▶ **PROBLEM**
Scan the records below and copy every line that contains the string "Themed".

▶ **THE RECORDS**
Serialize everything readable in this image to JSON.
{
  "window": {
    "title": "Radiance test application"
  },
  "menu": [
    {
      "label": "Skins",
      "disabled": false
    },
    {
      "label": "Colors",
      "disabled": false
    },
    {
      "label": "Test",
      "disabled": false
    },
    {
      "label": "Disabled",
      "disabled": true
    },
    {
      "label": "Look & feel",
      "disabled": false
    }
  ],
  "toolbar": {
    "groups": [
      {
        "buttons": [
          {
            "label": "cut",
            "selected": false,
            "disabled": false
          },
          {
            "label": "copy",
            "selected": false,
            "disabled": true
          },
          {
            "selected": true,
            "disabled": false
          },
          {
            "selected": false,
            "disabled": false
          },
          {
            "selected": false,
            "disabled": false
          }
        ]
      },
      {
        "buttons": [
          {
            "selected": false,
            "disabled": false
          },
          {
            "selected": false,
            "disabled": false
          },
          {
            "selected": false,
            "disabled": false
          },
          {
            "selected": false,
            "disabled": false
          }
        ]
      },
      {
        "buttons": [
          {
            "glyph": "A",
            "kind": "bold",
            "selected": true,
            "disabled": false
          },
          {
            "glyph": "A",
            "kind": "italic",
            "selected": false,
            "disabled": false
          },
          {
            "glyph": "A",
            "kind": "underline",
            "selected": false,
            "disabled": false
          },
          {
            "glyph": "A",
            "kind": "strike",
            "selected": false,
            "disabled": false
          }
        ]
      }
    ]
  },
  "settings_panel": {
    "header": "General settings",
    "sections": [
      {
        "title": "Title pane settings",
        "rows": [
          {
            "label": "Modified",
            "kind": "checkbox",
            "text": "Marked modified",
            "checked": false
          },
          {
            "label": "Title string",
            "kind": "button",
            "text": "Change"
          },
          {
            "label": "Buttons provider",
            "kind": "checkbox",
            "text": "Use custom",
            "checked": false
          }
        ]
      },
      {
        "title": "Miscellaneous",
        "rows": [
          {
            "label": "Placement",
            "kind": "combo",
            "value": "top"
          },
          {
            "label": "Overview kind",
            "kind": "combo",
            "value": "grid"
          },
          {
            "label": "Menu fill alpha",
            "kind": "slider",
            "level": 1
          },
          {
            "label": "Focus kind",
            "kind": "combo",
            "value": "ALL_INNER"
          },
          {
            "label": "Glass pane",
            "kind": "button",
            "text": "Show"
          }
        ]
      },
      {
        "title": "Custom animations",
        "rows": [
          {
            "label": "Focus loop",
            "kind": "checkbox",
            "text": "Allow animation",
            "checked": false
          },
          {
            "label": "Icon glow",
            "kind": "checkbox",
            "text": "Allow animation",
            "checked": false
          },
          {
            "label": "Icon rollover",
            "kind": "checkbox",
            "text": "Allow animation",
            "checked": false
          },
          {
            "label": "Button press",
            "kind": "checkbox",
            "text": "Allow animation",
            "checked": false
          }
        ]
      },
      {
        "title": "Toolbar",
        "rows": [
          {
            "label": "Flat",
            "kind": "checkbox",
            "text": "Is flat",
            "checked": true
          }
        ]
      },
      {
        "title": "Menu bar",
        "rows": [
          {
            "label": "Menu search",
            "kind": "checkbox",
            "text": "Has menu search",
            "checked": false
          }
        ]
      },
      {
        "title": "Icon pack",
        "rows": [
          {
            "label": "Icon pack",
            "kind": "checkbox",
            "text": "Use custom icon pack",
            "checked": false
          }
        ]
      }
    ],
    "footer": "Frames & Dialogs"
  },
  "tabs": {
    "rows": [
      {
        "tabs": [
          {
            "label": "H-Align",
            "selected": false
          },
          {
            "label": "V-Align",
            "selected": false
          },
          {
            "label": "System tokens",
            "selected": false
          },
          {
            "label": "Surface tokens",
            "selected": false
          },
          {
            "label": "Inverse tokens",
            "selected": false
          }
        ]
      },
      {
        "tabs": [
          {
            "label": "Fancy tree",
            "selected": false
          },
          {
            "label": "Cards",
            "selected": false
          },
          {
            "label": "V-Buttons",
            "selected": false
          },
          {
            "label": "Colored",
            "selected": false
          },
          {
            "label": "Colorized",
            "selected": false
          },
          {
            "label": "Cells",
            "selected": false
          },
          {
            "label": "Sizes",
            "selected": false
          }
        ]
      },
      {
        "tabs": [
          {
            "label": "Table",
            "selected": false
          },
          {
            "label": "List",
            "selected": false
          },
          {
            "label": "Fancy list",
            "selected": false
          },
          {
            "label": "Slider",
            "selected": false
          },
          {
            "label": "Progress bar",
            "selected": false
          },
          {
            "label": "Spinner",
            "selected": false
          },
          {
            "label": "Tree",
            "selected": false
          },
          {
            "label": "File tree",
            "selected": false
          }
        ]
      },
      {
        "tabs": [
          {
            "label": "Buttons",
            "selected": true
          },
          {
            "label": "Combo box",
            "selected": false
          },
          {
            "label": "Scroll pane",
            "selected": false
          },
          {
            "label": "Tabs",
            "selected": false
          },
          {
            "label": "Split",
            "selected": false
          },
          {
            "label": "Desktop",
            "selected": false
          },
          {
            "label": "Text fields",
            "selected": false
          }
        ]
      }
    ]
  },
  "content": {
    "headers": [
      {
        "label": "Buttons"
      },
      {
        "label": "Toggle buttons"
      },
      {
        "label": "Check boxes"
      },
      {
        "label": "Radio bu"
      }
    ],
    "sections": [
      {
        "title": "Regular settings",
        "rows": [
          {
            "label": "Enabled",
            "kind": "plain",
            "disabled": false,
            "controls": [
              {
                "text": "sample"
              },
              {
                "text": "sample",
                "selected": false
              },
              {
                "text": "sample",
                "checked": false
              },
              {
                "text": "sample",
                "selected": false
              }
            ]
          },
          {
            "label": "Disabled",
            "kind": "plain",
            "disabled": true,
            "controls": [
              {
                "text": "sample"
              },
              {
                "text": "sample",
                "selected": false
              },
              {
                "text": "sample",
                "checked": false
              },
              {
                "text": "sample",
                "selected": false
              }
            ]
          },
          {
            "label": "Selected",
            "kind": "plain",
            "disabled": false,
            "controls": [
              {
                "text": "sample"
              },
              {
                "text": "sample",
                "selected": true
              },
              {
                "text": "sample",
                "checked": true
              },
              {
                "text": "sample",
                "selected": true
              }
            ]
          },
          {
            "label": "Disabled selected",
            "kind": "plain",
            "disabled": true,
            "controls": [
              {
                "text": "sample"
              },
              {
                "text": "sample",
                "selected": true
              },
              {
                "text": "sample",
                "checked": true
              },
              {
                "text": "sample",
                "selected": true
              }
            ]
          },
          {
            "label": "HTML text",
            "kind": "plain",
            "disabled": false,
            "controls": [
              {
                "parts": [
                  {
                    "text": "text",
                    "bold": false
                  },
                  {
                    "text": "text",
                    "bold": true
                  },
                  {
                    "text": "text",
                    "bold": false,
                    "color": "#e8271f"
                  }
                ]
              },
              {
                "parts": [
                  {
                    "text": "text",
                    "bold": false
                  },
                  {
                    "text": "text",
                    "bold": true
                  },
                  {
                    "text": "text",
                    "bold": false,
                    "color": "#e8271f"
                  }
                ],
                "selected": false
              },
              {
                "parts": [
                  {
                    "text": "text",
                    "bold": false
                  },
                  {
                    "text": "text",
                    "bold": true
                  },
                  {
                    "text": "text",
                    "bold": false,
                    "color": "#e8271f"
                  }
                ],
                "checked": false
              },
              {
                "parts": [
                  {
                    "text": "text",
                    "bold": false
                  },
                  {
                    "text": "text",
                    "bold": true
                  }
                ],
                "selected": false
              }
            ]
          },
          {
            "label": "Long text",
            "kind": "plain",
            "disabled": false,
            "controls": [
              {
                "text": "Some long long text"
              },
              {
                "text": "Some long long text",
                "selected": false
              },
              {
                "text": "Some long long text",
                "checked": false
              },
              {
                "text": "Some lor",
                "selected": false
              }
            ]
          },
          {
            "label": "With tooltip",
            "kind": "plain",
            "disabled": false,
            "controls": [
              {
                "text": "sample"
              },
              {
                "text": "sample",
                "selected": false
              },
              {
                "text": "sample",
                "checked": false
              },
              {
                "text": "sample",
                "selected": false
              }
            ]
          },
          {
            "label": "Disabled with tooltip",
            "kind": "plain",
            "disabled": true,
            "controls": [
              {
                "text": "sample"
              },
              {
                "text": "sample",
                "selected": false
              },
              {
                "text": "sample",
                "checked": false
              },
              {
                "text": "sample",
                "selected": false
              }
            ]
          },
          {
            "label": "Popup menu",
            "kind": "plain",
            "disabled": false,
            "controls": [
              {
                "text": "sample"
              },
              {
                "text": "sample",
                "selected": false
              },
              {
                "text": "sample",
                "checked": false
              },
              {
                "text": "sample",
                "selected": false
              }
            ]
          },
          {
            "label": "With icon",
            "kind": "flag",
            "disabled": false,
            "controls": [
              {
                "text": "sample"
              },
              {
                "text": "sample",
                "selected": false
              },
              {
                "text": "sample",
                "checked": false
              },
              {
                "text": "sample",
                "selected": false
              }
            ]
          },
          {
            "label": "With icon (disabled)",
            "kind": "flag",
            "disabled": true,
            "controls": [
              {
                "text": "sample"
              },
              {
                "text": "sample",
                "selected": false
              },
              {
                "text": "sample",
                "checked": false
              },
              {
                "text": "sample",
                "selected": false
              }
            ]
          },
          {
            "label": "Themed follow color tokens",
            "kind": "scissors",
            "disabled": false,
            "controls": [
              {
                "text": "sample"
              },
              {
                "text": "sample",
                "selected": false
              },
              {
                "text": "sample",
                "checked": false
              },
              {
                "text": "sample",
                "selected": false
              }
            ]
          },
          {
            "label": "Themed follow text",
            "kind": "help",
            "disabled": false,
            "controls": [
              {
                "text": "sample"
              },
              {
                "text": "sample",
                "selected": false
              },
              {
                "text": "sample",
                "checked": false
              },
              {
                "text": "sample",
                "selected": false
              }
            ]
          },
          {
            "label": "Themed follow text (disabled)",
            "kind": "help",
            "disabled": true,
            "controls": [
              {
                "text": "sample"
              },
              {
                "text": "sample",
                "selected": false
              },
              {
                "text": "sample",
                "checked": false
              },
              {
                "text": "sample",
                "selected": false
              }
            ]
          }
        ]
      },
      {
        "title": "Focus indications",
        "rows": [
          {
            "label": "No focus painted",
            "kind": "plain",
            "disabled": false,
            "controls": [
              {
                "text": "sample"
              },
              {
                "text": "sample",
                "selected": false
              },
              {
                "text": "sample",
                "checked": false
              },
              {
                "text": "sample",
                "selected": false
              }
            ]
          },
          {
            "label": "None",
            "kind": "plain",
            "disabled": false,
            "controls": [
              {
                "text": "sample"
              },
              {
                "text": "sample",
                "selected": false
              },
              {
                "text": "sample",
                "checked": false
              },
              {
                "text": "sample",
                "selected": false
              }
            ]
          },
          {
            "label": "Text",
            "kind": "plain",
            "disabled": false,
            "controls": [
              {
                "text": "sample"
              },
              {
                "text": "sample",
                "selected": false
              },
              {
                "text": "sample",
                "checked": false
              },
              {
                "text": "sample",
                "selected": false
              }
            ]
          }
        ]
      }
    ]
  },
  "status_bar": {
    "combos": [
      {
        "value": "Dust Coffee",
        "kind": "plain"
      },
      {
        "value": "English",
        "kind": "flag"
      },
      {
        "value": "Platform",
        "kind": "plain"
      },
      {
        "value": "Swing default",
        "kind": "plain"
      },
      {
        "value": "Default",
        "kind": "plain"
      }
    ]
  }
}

▶ **RESPONSE TO THE EXERCISE**
            "label": "Themed follow color tokens",
            "label": "Themed follow text",
            "label": "Themed follow text (disabled)",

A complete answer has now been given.